EXERCISE PROMPT
Every entry below is to be copied exactly, apart from any picture it holds.

RAW DATA
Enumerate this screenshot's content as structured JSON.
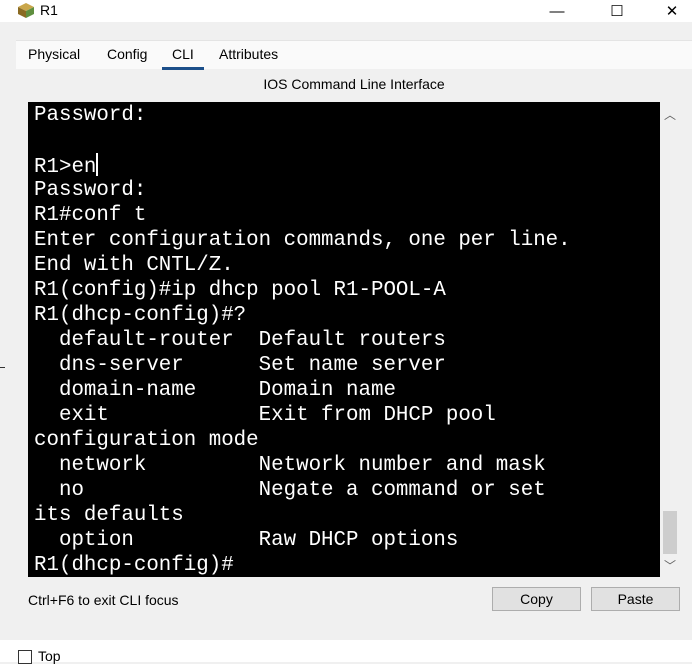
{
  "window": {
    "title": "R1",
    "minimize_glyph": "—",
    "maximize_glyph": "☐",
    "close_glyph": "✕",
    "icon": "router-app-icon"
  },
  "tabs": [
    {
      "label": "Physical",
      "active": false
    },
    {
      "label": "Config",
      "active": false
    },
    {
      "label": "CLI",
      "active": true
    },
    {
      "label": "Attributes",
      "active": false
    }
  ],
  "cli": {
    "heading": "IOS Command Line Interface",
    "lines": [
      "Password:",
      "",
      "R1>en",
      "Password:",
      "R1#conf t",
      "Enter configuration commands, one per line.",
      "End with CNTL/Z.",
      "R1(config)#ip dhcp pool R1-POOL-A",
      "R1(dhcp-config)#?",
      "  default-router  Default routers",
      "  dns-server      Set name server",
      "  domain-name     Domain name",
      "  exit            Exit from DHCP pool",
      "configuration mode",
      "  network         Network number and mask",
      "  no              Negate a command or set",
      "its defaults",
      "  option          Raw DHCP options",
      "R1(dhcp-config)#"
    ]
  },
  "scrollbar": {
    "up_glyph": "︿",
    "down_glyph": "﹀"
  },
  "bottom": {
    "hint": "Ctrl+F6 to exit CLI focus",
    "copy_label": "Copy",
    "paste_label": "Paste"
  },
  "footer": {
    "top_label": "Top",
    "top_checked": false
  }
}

ANSWER TO THIS TASK
Enumerate this screenshot's content as structured JSON.
{
  "window": {
    "title": "R1",
    "minimize_glyph": "—",
    "maximize_glyph": "☐",
    "close_glyph": "✕",
    "icon": "router-app-icon"
  },
  "tabs": [
    {
      "label": "Physical",
      "active": false
    },
    {
      "label": "Config",
      "active": false
    },
    {
      "label": "CLI",
      "active": true
    },
    {
      "label": "Attributes",
      "active": false
    }
  ],
  "cli": {
    "heading": "IOS Command Line Interface",
    "lines": [
      "Password:",
      "",
      "R1>en",
      "Password:",
      "R1#conf t",
      "Enter configuration commands, one per line.",
      "End with CNTL/Z.",
      "R1(config)#ip dhcp pool R1-POOL-A",
      "R1(dhcp-config)#?",
      "  default-router  Default routers",
      "  dns-server      Set name server",
      "  domain-name     Domain name",
      "  exit            Exit from DHCP pool",
      "configuration mode",
      "  network         Network number and mask",
      "  no              Negate a command or set",
      "its defaults",
      "  option          Raw DHCP options",
      "R1(dhcp-config)#"
    ]
  },
  "scrollbar": {
    "up_glyph": "︿",
    "down_glyph": "﹀"
  },
  "bottom": {
    "hint": "Ctrl+F6 to exit CLI focus",
    "copy_label": "Copy",
    "paste_label": "Paste"
  },
  "footer": {
    "top_label": "Top",
    "top_checked": false
  }
}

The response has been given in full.